Head Smashed In is open year-round, and here's a hint - the quiet winter is the perfect time to slow down and absorb it all. Interpreters from the Blackfoot Nation have wonderful stories that have been passed on through generations.
Head Smashed In Buffalo Jump World Heritage Site is 160 km south of Calgary on highway 2. Watch for the giant metal buffalo sign at Highway 785. Turn west and in 16 km you will still be looking for the building, but it's there hidden in the cliffs.
Snowseekers.ca is an excellent source of other destinations, festivals and events in Western Canada.
A few articles ago I listed Ogema as one of the top destinations to visit in Saskatchewan. Immediately after I wrote the article, I put my money where my mouth was and booked a weekend trip to Ogema for my girlfriend and me. I figured it wouldn't be fair to my readers to recommend a place for them to visit without actually visiting it myself, and after getting my new Galaxy S7 from TELUS I figured I needed a reason to test it out.
Earlier this year I took my Galaxy S6 to La Ronge, and had very little coverage. I wanted to use Facebook's new Live Video option, but I couldn't get enough service to even send a text message. I was pretty disappointed by the coverage with that provider, so I was interested to see how TELUS' network was in Ogema.
The result was pretty darn good! We streamed Spotify all the way there, were able to do a Live Video from the Deep South Pioneer Museum and took some really great pictures and videos of the trip. It also helped to have a reliable network when I got lost driving there (don't ask me how!). TELUS has invested over $29 billion into their network since 2000 and it has really paid off. It's a great feeling knowing that no matter where you travel, you can rely on TELUS to keep you connected.
If you're visiting Alberta this summer, you probably have your heart set on visiting the mountains. After all, places like Lake Louise, Banff, Waterton and now Castle Provincial Park are some of the most beautiful sites in Canada, and they're always a hit on Instagram (if you're into that kind of thing). But, between Regina and the mountains is a whole province with plenty of sights to explore.
Last year I took more trips than I could count to southern Alberta, but most of them ended near Medicine Hat. Had I gone a bit further, I would have found myself in a myriad of attractions to see, from historical museums to sites of natural disasters and just about everything in-between.
For those looking to make a few stops on their way to the Rocky Mountains, or for those who are just looking for an Alberta road trip, here are six attractions you must visit while in southern Alberta.
When I started my blog, I wanted a place to tell stories. I wanted a place where I could keep memories and show them off for people later. My earliest entries on my blog are from 2011 (published in 2014), right after my trip to Europe. They're messy, they lack detail, and they are full of inaccuracies. Not the mention the wretched photography.

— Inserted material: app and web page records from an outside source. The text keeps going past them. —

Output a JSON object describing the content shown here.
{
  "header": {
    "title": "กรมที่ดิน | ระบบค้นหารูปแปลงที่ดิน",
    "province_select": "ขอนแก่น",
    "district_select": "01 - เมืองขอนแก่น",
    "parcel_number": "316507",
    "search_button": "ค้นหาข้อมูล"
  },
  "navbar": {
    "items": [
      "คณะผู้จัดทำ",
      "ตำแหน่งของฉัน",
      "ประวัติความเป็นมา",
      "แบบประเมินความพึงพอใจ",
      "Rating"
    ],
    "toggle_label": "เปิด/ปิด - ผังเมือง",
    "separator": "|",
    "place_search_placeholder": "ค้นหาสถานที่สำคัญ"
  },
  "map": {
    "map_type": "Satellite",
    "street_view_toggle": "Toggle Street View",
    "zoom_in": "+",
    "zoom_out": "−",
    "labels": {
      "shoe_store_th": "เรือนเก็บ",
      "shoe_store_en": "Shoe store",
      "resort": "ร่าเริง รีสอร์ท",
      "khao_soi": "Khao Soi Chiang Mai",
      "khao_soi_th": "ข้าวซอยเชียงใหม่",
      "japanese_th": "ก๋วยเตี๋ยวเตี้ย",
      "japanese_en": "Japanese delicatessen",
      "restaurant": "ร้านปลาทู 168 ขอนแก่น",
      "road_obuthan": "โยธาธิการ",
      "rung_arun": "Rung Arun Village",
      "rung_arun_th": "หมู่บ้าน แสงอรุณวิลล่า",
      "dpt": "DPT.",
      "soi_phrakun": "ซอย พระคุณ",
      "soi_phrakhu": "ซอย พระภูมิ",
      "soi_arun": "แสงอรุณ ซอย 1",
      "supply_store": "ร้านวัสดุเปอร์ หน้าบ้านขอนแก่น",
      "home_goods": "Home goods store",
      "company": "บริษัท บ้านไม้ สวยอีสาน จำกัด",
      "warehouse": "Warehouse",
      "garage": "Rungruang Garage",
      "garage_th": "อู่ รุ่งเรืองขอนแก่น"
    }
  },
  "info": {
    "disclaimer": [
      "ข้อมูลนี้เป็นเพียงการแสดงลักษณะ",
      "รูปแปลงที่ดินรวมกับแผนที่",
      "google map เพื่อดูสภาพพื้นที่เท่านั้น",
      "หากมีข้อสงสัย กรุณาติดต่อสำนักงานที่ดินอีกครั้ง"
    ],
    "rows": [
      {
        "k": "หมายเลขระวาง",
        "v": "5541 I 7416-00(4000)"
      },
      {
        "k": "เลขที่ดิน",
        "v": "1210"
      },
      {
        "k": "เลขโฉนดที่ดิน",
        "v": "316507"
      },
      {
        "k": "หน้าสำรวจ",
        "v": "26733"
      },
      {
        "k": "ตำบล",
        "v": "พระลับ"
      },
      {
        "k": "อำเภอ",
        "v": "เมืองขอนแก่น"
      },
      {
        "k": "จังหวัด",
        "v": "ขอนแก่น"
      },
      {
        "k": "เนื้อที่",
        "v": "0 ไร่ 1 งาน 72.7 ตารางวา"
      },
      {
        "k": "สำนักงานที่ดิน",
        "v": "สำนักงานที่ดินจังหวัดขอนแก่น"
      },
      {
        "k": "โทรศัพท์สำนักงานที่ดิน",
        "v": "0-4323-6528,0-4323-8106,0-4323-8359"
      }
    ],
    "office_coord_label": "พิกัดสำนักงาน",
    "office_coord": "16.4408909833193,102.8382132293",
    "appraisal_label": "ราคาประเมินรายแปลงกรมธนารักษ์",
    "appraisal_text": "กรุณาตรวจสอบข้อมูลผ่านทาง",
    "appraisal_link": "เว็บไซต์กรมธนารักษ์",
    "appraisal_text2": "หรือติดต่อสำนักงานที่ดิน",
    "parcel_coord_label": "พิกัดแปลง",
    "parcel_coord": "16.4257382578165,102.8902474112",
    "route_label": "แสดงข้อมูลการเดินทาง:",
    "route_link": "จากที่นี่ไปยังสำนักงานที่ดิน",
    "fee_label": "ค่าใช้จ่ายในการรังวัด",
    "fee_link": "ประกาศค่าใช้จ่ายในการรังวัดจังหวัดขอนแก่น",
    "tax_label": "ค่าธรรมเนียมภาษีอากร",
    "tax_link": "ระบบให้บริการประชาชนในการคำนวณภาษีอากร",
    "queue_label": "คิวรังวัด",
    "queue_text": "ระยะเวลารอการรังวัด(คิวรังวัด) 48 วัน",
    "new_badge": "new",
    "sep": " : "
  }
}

So, there's only been a slight improvement since then. Hahahahaha.
Four years later, my blog has become my hobby, my joy, my escape and my work. I spend hours writing content for my blog. I spend hours editing pictures, researching details, and adjusting content for SEO (search engine optimization). It's a full-time gig, and just the other day I published my 200th article. After 200 times of doing something, you'd think the articles would get easier, but they really don't. Each one is unique unto itself, and each one is a special time in my life that I shared with my readers.